  • 260. 16- Repeat Problem 15 by assuming that diode D f is not present in the converter.17- The three-phase converter of Fig.3.48 is supplying a DC load of 12 kW. A Y- Y connected isolation transformer has a per-phase rating of 5 kVA and an AC source-side voltage rating of 120 V at 50 Hz. It has a total per-phase leakage reactance of 8% based on its ratings. The ac source voltage of nominally 208 V (line to line) is in the range of -10% and +5%. Assume the load current is pure DC, calculate the minimum transformer turns ratio if the DC load voltage is to be regulated at a constant value of 300 V. What is the value of α when VLL = 208 V +5%.18- In the three-phase inverter of Fig.3.63, VLL = 460 V at 60 Hz, E = 550 V, and LS = 0.5 mH. Assume the DC-side current is pure DC, Calculate α and γ if the power flow is 55 kW. 17
  • 261. Problems Of Chapter 4 1- In a single-phase full-bridge PWM inverter, the input dcvoltage varies in a range of 295-325 V. Because of the lowdistortion required in the output vo , ma ≤ 1.0 (a) What is the highest Vo1 , that can be obtained and stamped onits nameplate as its voltage rating? (b) Its nameplate volt-ampere rating is specified as 2000 VA, thatis, Vo1, max I o1, max = 2000VA , where io is assumed to be sinusoidal.Calculate the combined switch utilization ratio when the inverter issupplying its rated volt-amperes. 18
  • 262. 2- Consider the problem of ripple in the output current of asingle-phase full-bridge inverter. Assume Vo1 = 220 V at a frequencyof 47 Hz and the type of load is as shown in Fig.18a with L = 100mH. If the inverter is operating in a square-wave mode, calculate thepeak value of the ripple current. 19

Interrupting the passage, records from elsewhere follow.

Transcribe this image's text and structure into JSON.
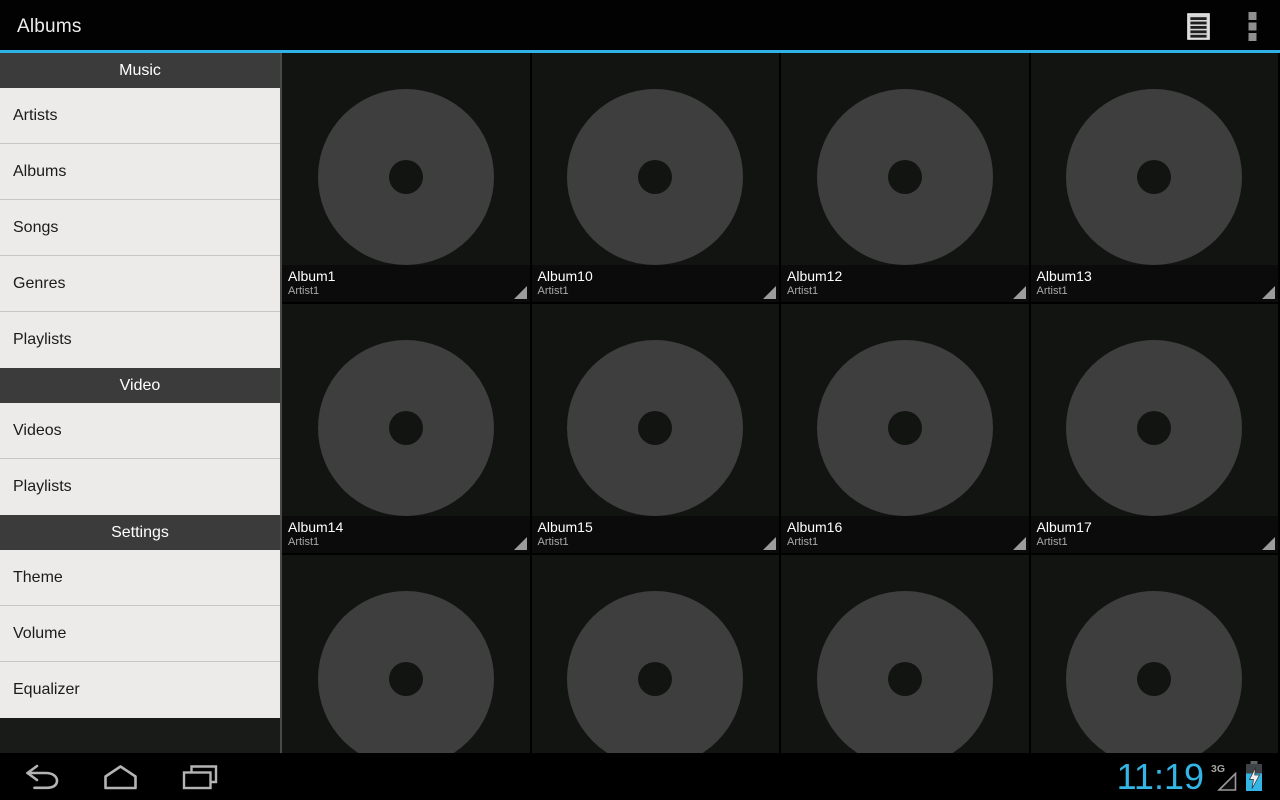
{
  "action_bar": {
    "title": "Albums",
    "icons": [
      "list-view-icon",
      "overflow-menu-icon"
    ]
  },
  "sidebar": {
    "sections": [
      {
        "header": "Music",
        "items": [
          "Artists",
          "Albums",
          "Songs",
          "Genres",
          "Playlists"
        ]
      },
      {
        "header": "Video",
        "items": [
          "Videos",
          "Playlists"
        ]
      },
      {
        "header": "Settings",
        "items": [
          "Theme",
          "Volume",
          "Equalizer"
        ]
      }
    ]
  },
  "album_grid": {
    "tiles": [
      {
        "title": "Album1",
        "artist": "Artist1",
        "label_visible": true
      },
      {
        "title": "Album10",
        "artist": "Artist1",
        "label_visible": true
      },
      {
        "title": "Album12",
        "artist": "Artist1",
        "label_visible": true
      },
      {
        "title": "Album13",
        "artist": "Artist1",
        "label_visible": true
      },
      {
        "title": "Album14",
        "artist": "Artist1",
        "label_visible": true
      },
      {
        "title": "Album15",
        "artist": "Artist1",
        "label_visible": true
      },
      {
        "title": "Album16",
        "artist": "Artist1",
        "label_visible": true
      },
      {
        "title": "Album17",
        "artist": "Artist1",
        "label_visible": true
      },
      {
        "label_visible": false
      },
      {
        "label_visible": false
      },
      {
        "label_visible": false
      },
      {
        "label_visible": false
      }
    ]
  },
  "nav_bar": {
    "clock": "11:19",
    "network_label": "3G",
    "icons": [
      "back-icon",
      "home-icon",
      "recents-icon",
      "signal-triangle-icon",
      "battery-charging-icon"
    ]
  },
  "colors": {
    "accent_blue": "#33B5E5",
    "action_bar_bg": "#020202",
    "sidebar_item_bg": "#EDEAEA",
    "sidebar_header_bg": "#3B3B3B",
    "tile_bg": "#121412",
    "disc_color": "#3E3E3E",
    "label_strip_bg": "#0A0A0A"
  }
}
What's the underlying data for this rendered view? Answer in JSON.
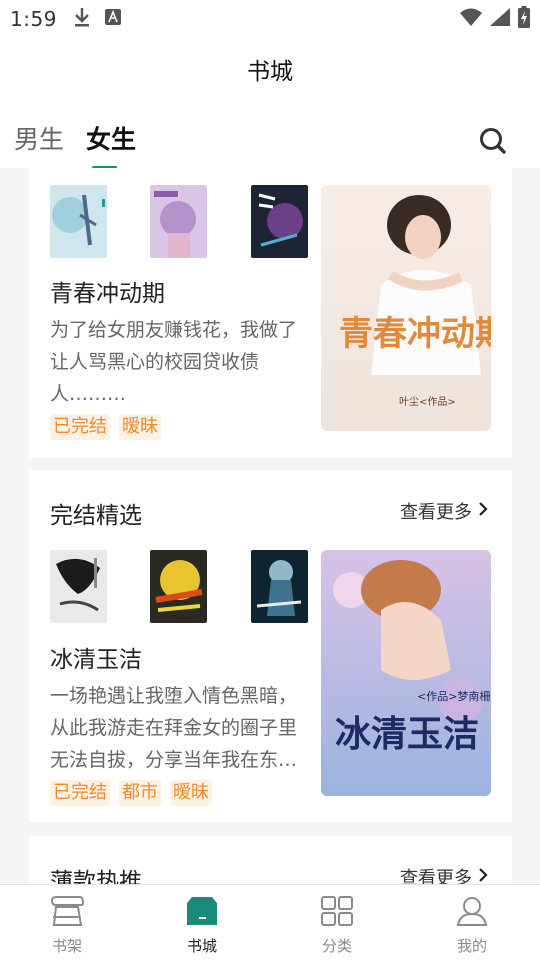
{
  "status_bar": {
    "time": "1:59"
  },
  "header": {
    "title": "书城"
  },
  "tabs": [
    {
      "label": "男生",
      "active": false
    },
    {
      "label": "女生",
      "active": true
    }
  ],
  "cards": [
    {
      "book": {
        "title": "青春冲动期",
        "description": "为了给女朋友赚钱花，我做了让人骂黑心的校园贷收债人………",
        "tags": [
          "已完结",
          "暧昧"
        ],
        "cover_text": "青春冲动期",
        "cover_author": "叶尘<作品>"
      }
    },
    {
      "section_title": "完结精选",
      "more_label": "查看更多",
      "book": {
        "title": "冰清玉洁",
        "description": "一场艳遇让我堕入情色黑暗，从此我游走在拜金女的圈子里无法自拔，分享当年我在东…",
        "tags": [
          "已完结",
          "都市",
          "暧昧"
        ],
        "cover_text": "冰清玉洁",
        "cover_author": "<作品>梦南柵"
      }
    },
    {
      "section_title": "薄款热推",
      "more_label": "查看更多"
    }
  ],
  "bottom_nav": [
    {
      "label": "书架",
      "icon": "bookshelf-icon",
      "active": false
    },
    {
      "label": "书城",
      "icon": "bookstore-icon",
      "active": true
    },
    {
      "label": "分类",
      "icon": "category-grid-icon",
      "active": false
    },
    {
      "label": "我的",
      "icon": "profile-icon",
      "active": false
    }
  ],
  "colors": {
    "accent": "#1a8b7a",
    "tag_text": "#f08a2a",
    "tag_bg": "#fdf1e3"
  }
}
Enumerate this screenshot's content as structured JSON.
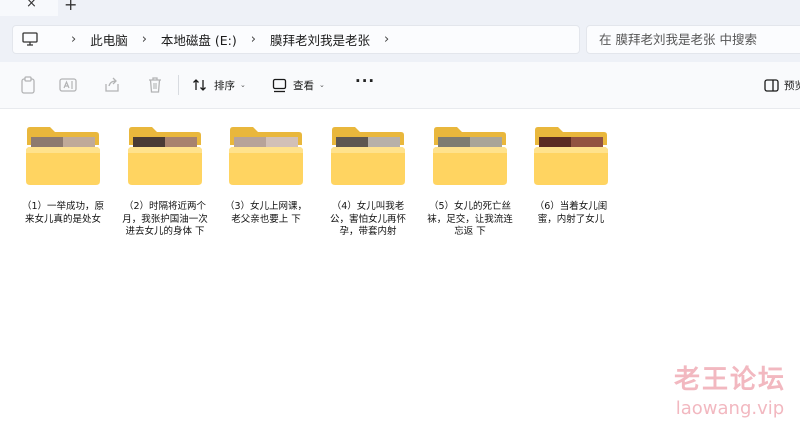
{
  "tabs": {
    "close_glyph": "×",
    "new_tab_glyph": "+"
  },
  "breadcrumb": {
    "items": [
      "此电脑",
      "本地磁盘 (E:)",
      "膜拜老刘我是老张"
    ],
    "separator": "›"
  },
  "search": {
    "placeholder": "在 膜拜老刘我是老张 中搜索"
  },
  "toolbar": {
    "sort_label": "排序",
    "view_label": "查看",
    "more_glyph": "···",
    "preview_label": "预览",
    "caret_glyph": "⌄"
  },
  "folders": [
    {
      "name": "（1）一举成功，原来女儿真的是处女",
      "thumb": "#8d7a6f",
      "thumb2": "#c9b3a1"
    },
    {
      "name": "（2）时隔将近两个月，我张护国油一次进去女儿的身体 下",
      "thumb": "#4a3b35",
      "thumb2": "#b98f78"
    },
    {
      "name": "（3）女儿上网课，老父亲也要上 下",
      "thumb": "#b7a399",
      "thumb2": "#d7c6bc"
    },
    {
      "name": "（4）女儿叫我老公，害怕女儿再怀孕，带套内射",
      "thumb": "#5e5751",
      "thumb2": "#c7bfb8"
    },
    {
      "name": "（5）女儿的死亡丝袜，足交，让我流连忘返 下",
      "thumb": "#7e7c71",
      "thumb2": "#b2ad9f"
    },
    {
      "name": "（6）当着女儿闺蜜，内射了女儿",
      "thumb": "#5b2b22",
      "thumb2": "#9c5a47"
    }
  ],
  "watermark": {
    "cn": "老王论坛",
    "en": "laowang.vip"
  }
}
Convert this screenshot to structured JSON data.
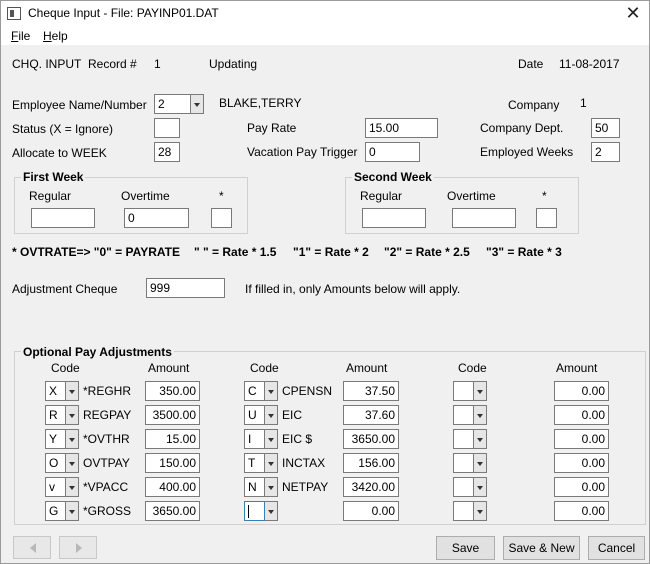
{
  "window": {
    "title": "Cheque Input - File: PAYINP01.DAT",
    "close_glyph": "✕"
  },
  "menu": {
    "file": "File",
    "help": "Help"
  },
  "header": {
    "screen_name": "CHQ. INPUT",
    "record_label": "Record #",
    "record_value": "1",
    "mode": "Updating",
    "date_label": "Date",
    "date_value": "11-08-2017"
  },
  "employee": {
    "name_number_label": "Employee Name/Number",
    "number": "2",
    "name": "BLAKE,TERRY",
    "company_label": "Company",
    "company_value": "1",
    "status_label": "Status (X = Ignore)",
    "status_value": "",
    "allocate_label": "Allocate to WEEK",
    "allocate_value": "28",
    "pay_rate_label": "Pay Rate",
    "pay_rate_value": "15.00",
    "vacation_trigger_label": "Vacation Pay Trigger",
    "vacation_trigger_value": "0",
    "company_dept_label": "Company Dept.",
    "company_dept_value": "50",
    "employed_weeks_label": "Employed Weeks",
    "employed_weeks_value": "2"
  },
  "first_week": {
    "title": "First Week",
    "regular_label": "Regular",
    "overtime_label": "Overtime",
    "star_label": "*",
    "regular_value": "",
    "overtime_value": "0",
    "star_value": ""
  },
  "second_week": {
    "title": "Second Week",
    "regular_label": "Regular",
    "overtime_label": "Overtime",
    "star_label": "*",
    "regular_value": "",
    "overtime_value": "",
    "star_value": ""
  },
  "ovtrate": {
    "prefix": "* OVTRATE=> \"0\" = PAYRATE",
    "r1": "\" \" = Rate * 1.5",
    "r2": "\"1\" = Rate * 2",
    "r3": "\"2\" = Rate * 2.5",
    "r4": "\"3\" = Rate * 3"
  },
  "adjustment": {
    "label": "Adjustment Cheque",
    "value": "999",
    "note": "If filled in, only Amounts below will apply."
  },
  "optional": {
    "title": "Optional Pay Adjustments",
    "code_header": "Code",
    "amount_header": "Amount",
    "col1": [
      {
        "code": "X",
        "name": "*REGHR",
        "amount": "350.00"
      },
      {
        "code": "R",
        "name": "REGPAY",
        "amount": "3500.00"
      },
      {
        "code": "Y",
        "name": "*OVTHR",
        "amount": "15.00"
      },
      {
        "code": "O",
        "name": "OVTPAY",
        "amount": "150.00"
      },
      {
        "code": "v",
        "name": "*VPACC",
        "amount": "400.00"
      },
      {
        "code": "G",
        "name": "*GROSS",
        "amount": "3650.00"
      }
    ],
    "col2": [
      {
        "code": "C",
        "name": "CPENSN",
        "amount": "37.50"
      },
      {
        "code": "U",
        "name": "EIC",
        "amount": "37.60"
      },
      {
        "code": "I",
        "name": "EIC $",
        "amount": "3650.00"
      },
      {
        "code": "T",
        "name": "INCTAX",
        "amount": "156.00"
      },
      {
        "code": "N",
        "name": "NETPAY",
        "amount": "3420.00"
      },
      {
        "code": "",
        "name": "",
        "amount": "0.00"
      }
    ],
    "col3": [
      {
        "code": "",
        "name": "",
        "amount": "0.00"
      },
      {
        "code": "",
        "name": "",
        "amount": "0.00"
      },
      {
        "code": "",
        "name": "",
        "amount": "0.00"
      },
      {
        "code": "",
        "name": "",
        "amount": "0.00"
      },
      {
        "code": "",
        "name": "",
        "amount": "0.00"
      },
      {
        "code": "",
        "name": "",
        "amount": "0.00"
      }
    ]
  },
  "buttons": {
    "save": "Save",
    "save_new": "Save & New",
    "cancel": "Cancel"
  }
}
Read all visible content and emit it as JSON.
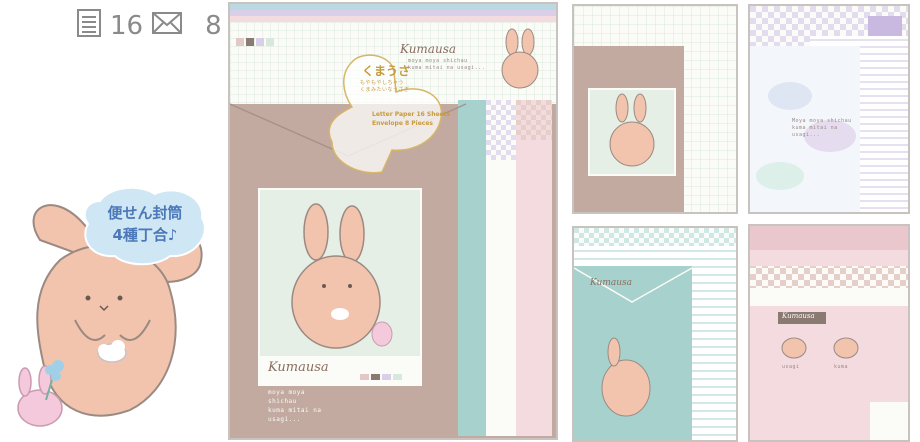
{
  "counts": {
    "letter_count": "16",
    "envelope_count": "8",
    "letter_icon": "letter-sheet-icon",
    "envelope_icon": "envelope-icon"
  },
  "bubble": {
    "line1": "便せん封筒",
    "line2": "4種丁合♪"
  },
  "product": {
    "brand": "Kumausa",
    "sticker_title": "くまうさ",
    "sticker_sub1": "もやもやしちゃう",
    "sticker_sub2": "くまみたいなうさぎ",
    "sticker_line1": "Letter Paper 16 Sheets",
    "sticker_line2": "Envelope 8 Pieces",
    "tagline_top1": "moya moya shichau",
    "tagline_top2": "kuma mitai na usagi...",
    "tagline_bottom1": "moya moya",
    "tagline_bottom2": "shichau",
    "tagline_bottom3": "kuma mitai na",
    "tagline_bottom4": "usagi..."
  },
  "variants": {
    "v2_tagline": "Moya moya shichau kuma mitai na usagi...",
    "v3_label": "Kumausa",
    "v3_cap1": "usagi",
    "v3_cap2": "kuma"
  },
  "colors": {
    "mocha": "#c2aaa0",
    "bunny": "#f2c4ae",
    "bubble_blue": "#4a78b8",
    "mint": "#e6efe5",
    "frame": "#c9c3c0"
  }
}
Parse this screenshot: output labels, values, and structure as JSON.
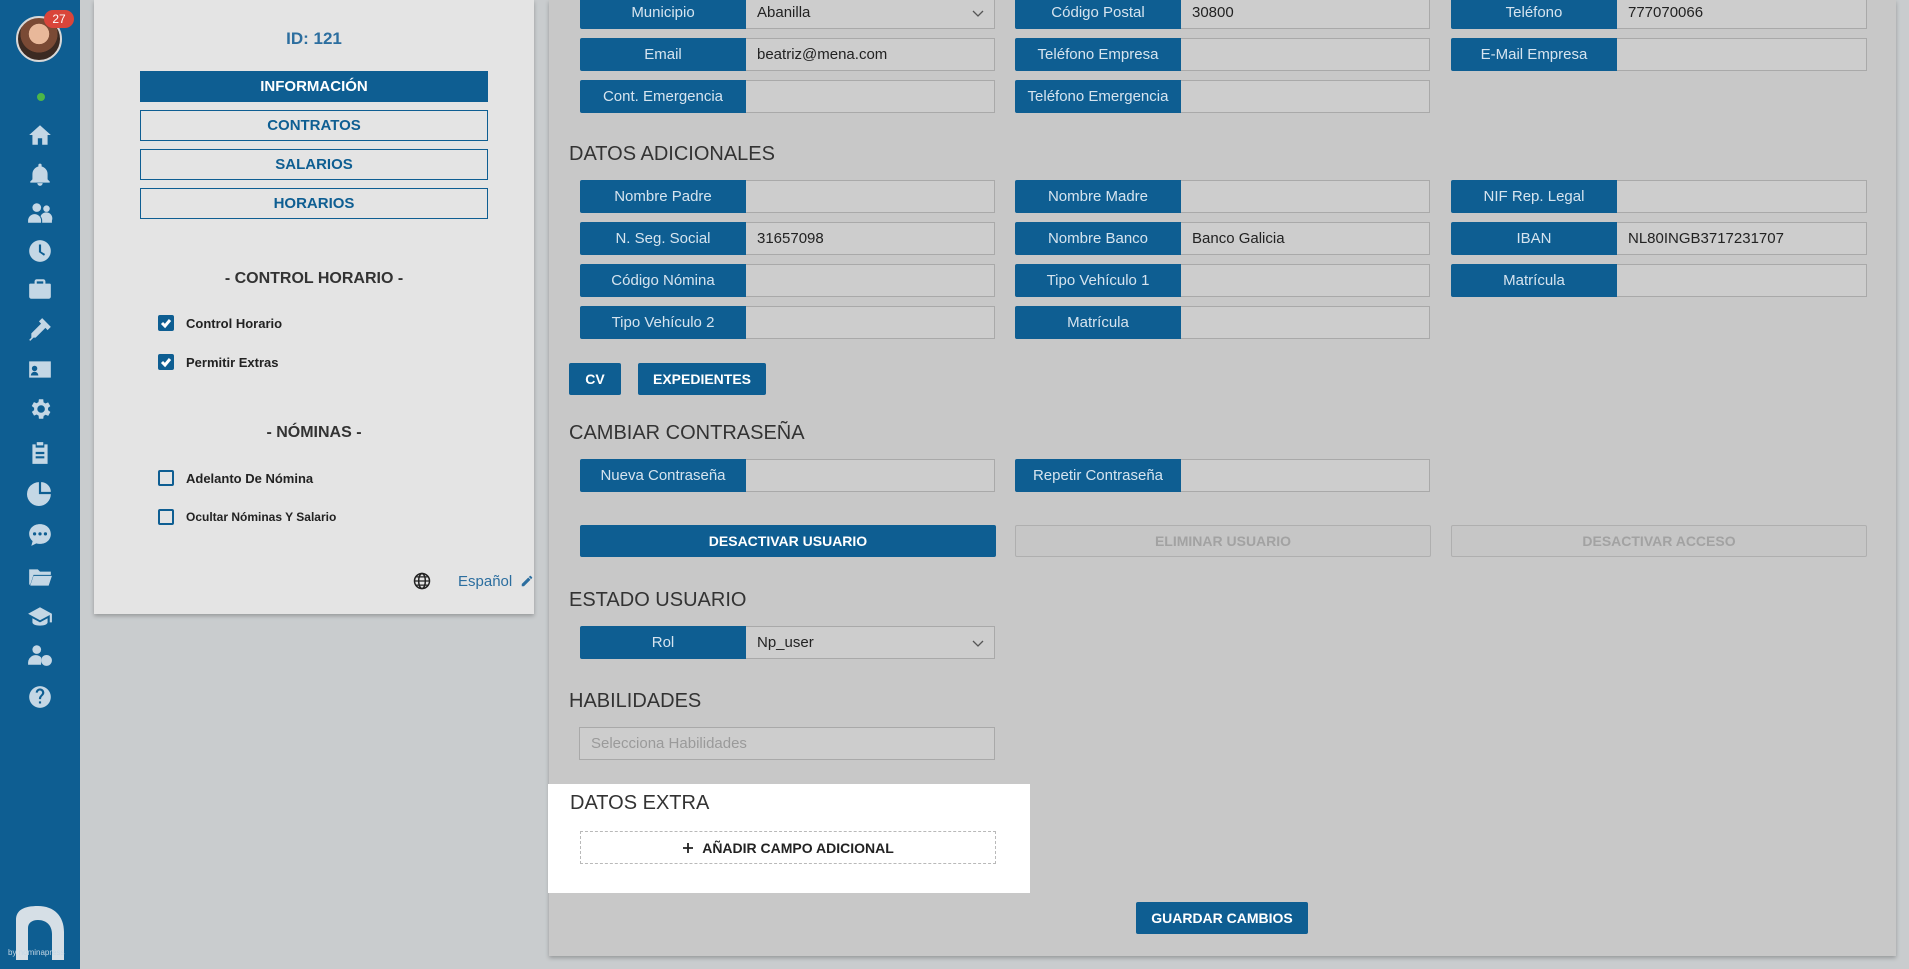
{
  "sidebar": {
    "badge": "27",
    "icons": [
      "home-icon",
      "bell-icon",
      "users-icon",
      "clock-icon",
      "briefcase-icon",
      "tools-icon",
      "id-card-icon",
      "gear-icon",
      "clipboard-icon",
      "pie-chart-icon",
      "chat-icon",
      "folder-icon",
      "graduation-cap-icon",
      "user-money-icon",
      "help-icon"
    ],
    "logo_by": "by nominapress"
  },
  "profile": {
    "id_label": "ID: 121",
    "nav": [
      "INFORMACIÓN",
      "CONTRATOS",
      "SALARIOS",
      "HORARIOS"
    ],
    "control_horario_title": "- CONTROL HORARIO -",
    "control_horario": [
      {
        "label": "Control Horario",
        "checked": true
      },
      {
        "label": "Permitir Extras",
        "checked": true
      }
    ],
    "nominas_title": "- NÓMINAS -",
    "nominas": [
      {
        "label": "Adelanto De Nómina",
        "checked": false
      },
      {
        "label": "Ocultar Nóminas Y Salario",
        "checked": false
      }
    ],
    "language": "Español"
  },
  "contact": {
    "municipio": {
      "label": "Municipio",
      "value": "Abanilla"
    },
    "codigo_postal": {
      "label": "Código Postal",
      "value": "30800"
    },
    "telefono": {
      "label": "Teléfono",
      "value": "777070066"
    },
    "email": {
      "label": "Email",
      "value": "beatriz@mena.com"
    },
    "telefono_empresa": {
      "label": "Teléfono Empresa",
      "value": ""
    },
    "email_empresa": {
      "label": "E-Mail Empresa",
      "value": ""
    },
    "cont_emergencia": {
      "label": "Cont. Emergencia",
      "value": ""
    },
    "telefono_emergencia": {
      "label": "Teléfono Emergencia",
      "value": ""
    }
  },
  "datos_adicionales": {
    "title": "DATOS ADICIONALES",
    "nombre_padre": {
      "label": "Nombre Padre",
      "value": ""
    },
    "nombre_madre": {
      "label": "Nombre Madre",
      "value": ""
    },
    "nif_rep_legal": {
      "label": "NIF Rep. Legal",
      "value": ""
    },
    "n_seg_social": {
      "label": "N. Seg. Social",
      "value": "31657098"
    },
    "nombre_banco": {
      "label": "Nombre Banco",
      "value": "Banco Galicia"
    },
    "iban": {
      "label": "IBAN",
      "value": "NL80INGB3717231707"
    },
    "codigo_nomina": {
      "label": "Código Nómina",
      "value": ""
    },
    "tipo_vehiculo_1": {
      "label": "Tipo Vehículo 1",
      "value": ""
    },
    "matricula_1": {
      "label": "Matrícula",
      "value": ""
    },
    "tipo_vehiculo_2": {
      "label": "Tipo Vehículo 2",
      "value": ""
    },
    "matricula_2": {
      "label": "Matrícula",
      "value": ""
    },
    "cv_button": "CV",
    "expedientes_button": "EXPEDIENTES"
  },
  "password": {
    "title": "CAMBIAR CONTRASEÑA",
    "nueva": {
      "label": "Nueva Contraseña",
      "value": ""
    },
    "repetir": {
      "label": "Repetir Contraseña",
      "value": ""
    }
  },
  "actions": {
    "desactivar_usuario": "DESACTIVAR USUARIO",
    "eliminar_usuario": "ELIMINAR USUARIO",
    "desactivar_acceso": "DESACTIVAR ACCESO"
  },
  "estado": {
    "title": "ESTADO USUARIO",
    "rol": {
      "label": "Rol",
      "value": "Np_user"
    }
  },
  "habilidades": {
    "title": "HABILIDADES",
    "placeholder": "Selecciona Habilidades"
  },
  "datos_extra": {
    "title": "DATOS EXTRA",
    "add_button": "AÑADIR CAMPO ADICIONAL"
  },
  "save_button": "GUARDAR CAMBIOS",
  "colors": {
    "primary": "#0e5e92",
    "accent_text": "#2c6e9f",
    "badge": "#d9453a",
    "online": "#4cb648"
  }
}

  • 263. 3- Repeat Problem 2 with the inverter operating in a sinusoidalPWM mode, with m f = 21 and ma = 0.8. Assume a bipolar voltageswitching. 4- Repeat Problem 2 but assume that the output voltage iscontrolled by voltage cancellation and Vd has the same value asrequired in the PWM inverter of Problem 3. 20
  • 264. 5- Calculate and compare the peak values of the ripple currentsin Problems 2 through 4. 21
  • 265. THREE-PHASE 6- Consider the problem of ripple in the output current of a three-phase square-wave inverter. Assume (VLL )1 = 220 V at a frequencyof 52 Hz and the type of load is as shown in Fig.25a with L = 100mH. Calculate the peak ripple current defined in Fig.26a. 22
  • 266. 7- Repeat Problem 6 if the inverter of Problem 6 is operating in asynchronous PWM mode with m f = 39 and ma = 0.8 . Calculate thepeak ripple current defined in Fig.26b. 23
  • 267. 8- In the three-phase, square-wave inverter of Fig.24a, considerthe load to be balanced and purely resistive with a load-neutral n.Draw the steady-state v An , u A, i DA + , and id waveforms, where iDA+is the current through DA + . 24
  • 268. 9- Repeat Problem 8 by assuming that the toad is purelyinductive, where the load resistance, though finite, can be neglected. 25
  • 269. Problems Of Chapter 51- Consider a permanent-magnet dc servo motor with the followingparameters: 26
  • 270. 27
  • 271. 28
  • 272. 29
  • 273. 30
  • 274. 31
  • 275. 32
  • 276. Power Electronics (2) Assignment 33